The allies said Wednesday that they have picked the southern county of Seongju, about 219 kilometers southeast of Seoul, to deploy the Terminal High Altitude Area Defense (THAAD) system by the end of 2017, a move aimed at countering North Korea's growing nuclear and missile threats.
Seoul's defense ministry said that the location is optimal, given that the site is suitable for military operations and is sparsely populated.
"The placement of the THAAD system in Seongju would help more firmly secure the safety of our people living in two thirds of South Korea's territory while dramatically increasing our ability to defend key state assets ... and the South Korea-U.S. alliance forces," Yoo Jeh-seung, deputy defense minister for policy, told a press conference.
As an integral part of the U.S.-led missile-defense system, THAAD is designed to shoot down a ballistic missile at altitudes of 40 to 150 km in its terminal phase of flight using a hit-to-kill method.
The government said that as THAAD missiles have a maximum range of 200 km, the system, if deployed, is capable of protecting up to southern Gyeonggi Province, which surrounds Seoul.
It said THAAD missiles are capable of intercepting incoming North Korean missiles targeting a U.S. base in Pyeongtaek, some 160 km northwest of Seongju county, home to U.S. Forces Korea (USFK)'s new headquarters.
But experts are divided over whether the THAAD battery could effectively shoot down North Korean missiles with critics arguing that the system's capability has not been fully confirmed.

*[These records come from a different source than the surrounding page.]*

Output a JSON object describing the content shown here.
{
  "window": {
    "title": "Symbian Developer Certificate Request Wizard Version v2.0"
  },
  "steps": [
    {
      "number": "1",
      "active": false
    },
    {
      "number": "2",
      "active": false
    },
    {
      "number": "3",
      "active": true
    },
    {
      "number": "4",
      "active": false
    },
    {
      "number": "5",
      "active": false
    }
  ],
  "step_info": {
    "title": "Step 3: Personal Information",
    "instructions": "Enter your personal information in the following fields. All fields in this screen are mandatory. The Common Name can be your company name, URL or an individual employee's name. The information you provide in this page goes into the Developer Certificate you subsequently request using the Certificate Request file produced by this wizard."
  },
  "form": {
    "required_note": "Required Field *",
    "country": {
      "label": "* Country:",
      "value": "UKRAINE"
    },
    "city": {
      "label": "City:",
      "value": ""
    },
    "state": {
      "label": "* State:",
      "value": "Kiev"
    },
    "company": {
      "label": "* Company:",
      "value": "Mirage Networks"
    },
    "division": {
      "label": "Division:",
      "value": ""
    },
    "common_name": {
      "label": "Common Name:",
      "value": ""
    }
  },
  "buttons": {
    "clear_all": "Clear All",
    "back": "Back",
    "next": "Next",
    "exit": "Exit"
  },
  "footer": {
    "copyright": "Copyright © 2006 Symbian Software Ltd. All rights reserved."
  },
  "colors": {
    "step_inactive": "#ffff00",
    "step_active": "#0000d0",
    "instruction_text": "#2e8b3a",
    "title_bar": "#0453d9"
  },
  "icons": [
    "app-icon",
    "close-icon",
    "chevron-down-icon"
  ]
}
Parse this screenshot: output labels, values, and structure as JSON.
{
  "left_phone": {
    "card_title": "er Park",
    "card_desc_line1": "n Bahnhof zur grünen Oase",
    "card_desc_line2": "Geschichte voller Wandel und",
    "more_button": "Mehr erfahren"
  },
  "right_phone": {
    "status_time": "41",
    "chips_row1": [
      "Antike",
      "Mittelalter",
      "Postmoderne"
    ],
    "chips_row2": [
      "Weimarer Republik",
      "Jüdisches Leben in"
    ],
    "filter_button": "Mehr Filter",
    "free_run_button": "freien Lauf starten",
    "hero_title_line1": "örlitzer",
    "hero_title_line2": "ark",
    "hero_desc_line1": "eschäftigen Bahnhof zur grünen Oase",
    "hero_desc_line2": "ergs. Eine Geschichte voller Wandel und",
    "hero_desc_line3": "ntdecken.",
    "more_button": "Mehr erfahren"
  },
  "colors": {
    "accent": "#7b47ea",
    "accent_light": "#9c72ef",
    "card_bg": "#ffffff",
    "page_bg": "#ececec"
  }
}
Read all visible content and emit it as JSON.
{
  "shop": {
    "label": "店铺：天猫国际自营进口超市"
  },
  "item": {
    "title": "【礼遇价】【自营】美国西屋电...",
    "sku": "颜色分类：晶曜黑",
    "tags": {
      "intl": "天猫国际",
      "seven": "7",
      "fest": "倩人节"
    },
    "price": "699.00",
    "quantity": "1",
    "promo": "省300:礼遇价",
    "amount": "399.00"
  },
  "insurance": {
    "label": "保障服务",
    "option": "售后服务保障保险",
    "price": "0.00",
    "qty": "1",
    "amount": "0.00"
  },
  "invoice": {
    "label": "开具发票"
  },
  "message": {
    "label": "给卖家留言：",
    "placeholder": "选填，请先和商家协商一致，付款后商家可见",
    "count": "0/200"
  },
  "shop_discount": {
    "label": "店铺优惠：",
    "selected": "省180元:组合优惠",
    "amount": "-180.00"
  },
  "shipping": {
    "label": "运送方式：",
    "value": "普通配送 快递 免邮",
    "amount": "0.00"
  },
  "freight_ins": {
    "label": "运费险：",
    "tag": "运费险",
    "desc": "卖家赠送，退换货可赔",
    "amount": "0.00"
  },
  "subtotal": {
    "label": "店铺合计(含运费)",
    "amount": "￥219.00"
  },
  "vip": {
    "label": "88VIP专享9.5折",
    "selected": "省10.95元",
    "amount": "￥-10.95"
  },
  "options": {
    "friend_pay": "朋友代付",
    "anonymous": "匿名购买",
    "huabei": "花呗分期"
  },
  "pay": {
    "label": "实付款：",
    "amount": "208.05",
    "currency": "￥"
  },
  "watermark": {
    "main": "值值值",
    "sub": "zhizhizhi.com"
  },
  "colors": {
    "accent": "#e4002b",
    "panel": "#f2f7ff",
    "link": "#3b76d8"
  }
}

"At a simulation test, if North Korea launches a medium-range Rodong missile near Mount Paekdu (located on its border with China), targeting Pyeongtaek, it is found that the THAAD missile may not be capable of intercepting it," said Chang Young-keun, a professor at Korea Aerospace University.
If placed at Seongju county, the anti-missile system would also not able to provide protection for Seoul and its adjacent areas, where about 47 percent of the 50 million total South Koreans are living, raising questions about whether the decision on the site was well-made.
The South Korean military said that it will relocate Patriot PAC-3 missiles to form another layer of missile defense along with the THAAD battery in a bid to protect the capital and its adjacent metropolitan areas.
Supporters of the system, on the other hand, said that it will help protect lives and assets in the face of North Korea's evolving nuclear and missile threats.
"There is a controversy over the THAAD system's effectiveness, but the possibility itself that the system can intercept the enemy's missiles serves as a deterrent against (North Korea)," said Yang Wook, a senior researcher of the Korea Defense and Security Forum.
North Korea has ceaselessly developed its nuclear weapons and missiles in defiance of international condemnation. The North has fired off ballistic missiles while claiming that it had succeeded in developing a nuclear warhead small enough to be put on a missile.
It claimed the successful launch of the Musudan intermediate-range ballistic missile last month, saying that it has the capacity to strike U.S. forces in the Pacific region.
"A missile defense system is not yet a perfect technology, but it is meaningful that the THAAD system can provide protection for South Koreans at any rate," said Kim Sung-kurl, a research fellow at the Korea Institute for Defense Analyses. "In addition, from the perspective of the Seoul-Washington alliance, we cannot reject the U.S. move to bring the system here."
Experts said that the selection of the southern county would also make it difficult for North Korea to target the THAAD battery with its new high-caliber multiple rocket launchers.
With a range of 200 km, the 300-mm-caliber multiple rocket launchers have large areas of South Korea within their range, but cannot reach Seongju. (Yonhap)